Sunday, May 29, 2005

Morality and the need for God

According Peter Schwartz, religion is not necessary for a morally stable society. Although hypocritical attacks against the phantom 'left' dominate his article, there is still fading evidence of some logical capability ticking away beneath all that political narrow mindedness:
Morality begins with the individual's life as the primary value and identifies the further values that are demonstrably required to sustain that life. It observes that man's nature demands that we live not by random urges or by animal instincts, but by the faculty that distinguishes us from animals and on which our existence fundamentally depends: rationality.

I’ve said something similar on a previous entry. However the real value of religion is not in the explanation of morality, but rather in the motivation for morality.

Atheists frequently recite the phrase “Good men do good things and bad men do bad things, but it takes religion to make good men do bad things.” Then they go on to cite various religiously motivated atrocities.

It would then be logically inconsistent of them to not follow that argument through to its conclusion; i.e. ‘it takes religion to make bad men do good things.’

Morality may begin with the value given to an individual’s life, but there are many individuals who only care for the welfare of one life; themselves. All this high talk about preserving the rights of the ‘universal individual’ means nothing to them. If they can steal, lie, cheat and get away with it, they would do so. The impact it has on the welfare of the others around them has no bearing on their conscience. They are not hindered by the possibility of everyone acting in this way. These are Nietzche’s 'last men'.

This is where all that fire and brimstone stuff comes in. In childhood (also applicable to the folks in the formative periods of civilisation), individuals initially choose the moral options due to the fear of being deep-fried by a giant thunderbolt. Of course, over time they are mentally conditioned into developing a conscience, and as a result realise feelings of guilt for committing a sin and feelings of joy for committing acts of nobility. Yet, it is that unparalleled motivation arising from self-preservation, which sets them off on that track.

Religion shares much of the responsibility for the progress of civilisation. I am of the opinion that for a much of human history, religions have been a force of overwhelming good.

Secular Law and its enforcement by itself cannot govern a society of people who have no qualms about lying, stealing or killing if they feel that they can get away with it. Thus in a way Justice Scalia is right when he says, “Government derives its authority from God”.

The problem is that at some point civilisation will outgrow the beliefs and traditions that nurtured it and kept it safe for so long.
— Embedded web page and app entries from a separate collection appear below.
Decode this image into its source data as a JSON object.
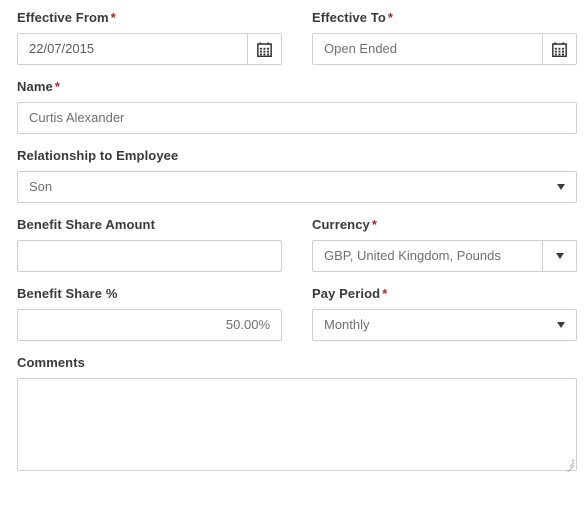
{
  "form": {
    "fields": {
      "effective_from": {
        "label": "Effective From",
        "required": "*",
        "value": "22/07/2015",
        "icon": "calendar-icon"
      },
      "effective_to": {
        "label": "Effective To",
        "required": "*",
        "value": "Open Ended",
        "icon": "calendar-icon"
      },
      "name": {
        "label": "Name",
        "required": "*",
        "value": "Curtis Alexander"
      },
      "relationship": {
        "label": "Relationship to Employee",
        "required": "",
        "value": "Son",
        "icon": "chevron-down-icon"
      },
      "benefit_share_amount": {
        "label": "Benefit Share Amount",
        "required": "",
        "value": ""
      },
      "currency": {
        "label": "Currency",
        "required": "*",
        "value": "GBP, United Kingdom, Pounds",
        "icon": "chevron-down-icon"
      },
      "benefit_share_percent": {
        "label": "Benefit Share %",
        "required": "",
        "value": "50.00%"
      },
      "pay_period": {
        "label": "Pay Period",
        "required": "*",
        "value": "Monthly",
        "icon": "chevron-down-icon"
      },
      "comments": {
        "label": "Comments",
        "required": "",
        "value": ""
      }
    },
    "colors": {
      "required_asterisk": "#9e2a2b",
      "label_text": "#3a3a3a",
      "field_border": "#cfcfcf",
      "field_text": "#6f6f6f",
      "background": "#ffffff"
    }
  }
}
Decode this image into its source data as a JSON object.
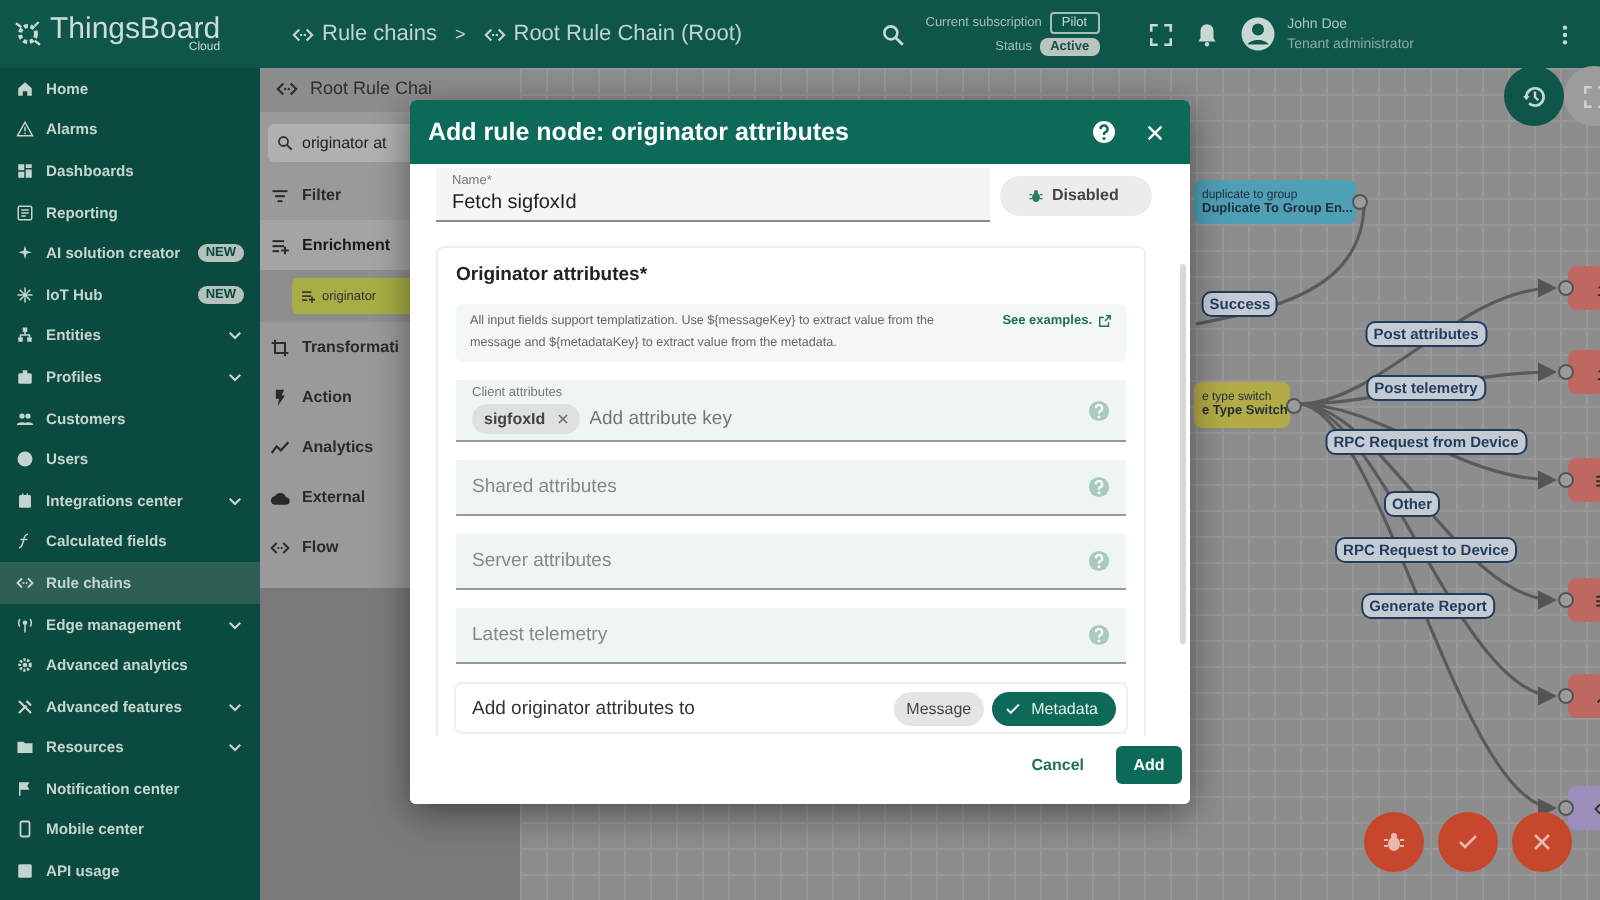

With our knowledge of the universe increasing and changing at such an accelerated rate, it seems only natural that more and more people will begin questioning the existence of long held notions such as Divine Justice, Karma and Final Judgment.

Some believe that this point has already been breached. They feel that the counterproductive influences of religion are slowly catching up to it's positive aspects.

Should we react in fear and choose the option of the fundamentalists? Should we try and turn the clock back? The danger in that is similar to the danger faced by an overly protective parent. The child might rebel not only against the unreasonable restrictions, but also, in it’s eagerness for independence, the good teachings of the parent.

So if 'God is Dead' or is in his death throes, what is his replacement? How do we engender a love for the Human Ideal and respect for it's consequential moral codes? What will now ensure the rights of the individual in a global society?

Personally, I think we are all doomed. Conclusive evidence? Click here.


Kieran said...

I was raised by athiests, I am an athiest to this day. I think that I lead a moral life.

Religion is not required to enforce a moral code. What breeds a society's morality is the process of socialization. We are not conditioned by religion and the fear of an almighty thunderbolt if we steal, we are conditioned by mothers slapping of our hands when we steal from the supermarket lolly section.

I am not arguing a pavlovian idea here. :-)

We learn right and wrong from our parents, from our friends and from society at large. Religion has been a tool for social control, but without it society would not collapse. Nor would it have done so in the past.

There has always been "immoral" action and "moral" action, and I would argue that broadly speaking these actions have existed for all time and how religious a society is has made no real difference.

In any such debate mny faveriote example is of a prison in Bolivia. (I saw a doco about this prison, I think it was foreign corrospondent on the ABC, Australia). With cutbacks to the Prison budget the guards were unable to police the inside of the prison. So they withdrew to the outer walls, opened the internal doors and let things take their course.

Order, social control and even law enforcement simply emerged as a matter of necessity. Whilst anarchy reigned initially, it proved unsustainable. The prisoners organized a prisoners council, agreed to the rules by which they would live and got on with life.

I don't know what I'm really getting at with this rant, but basically I think people are basically good, and that without the mechanisms of control such as religion, the few self interested unscrupulous individuals would be unable to signifigantly distrupt the order and morality of the mass of other essentially good people.

John said...

Hi, My name is John from Kyneton.

Please check out 2 related websites.

The Institute For Real God (beyond the usual god-idea cliches )at:


The Coteda Institute which discusses the baneful effects of the anti-"culture" of competitive individualism.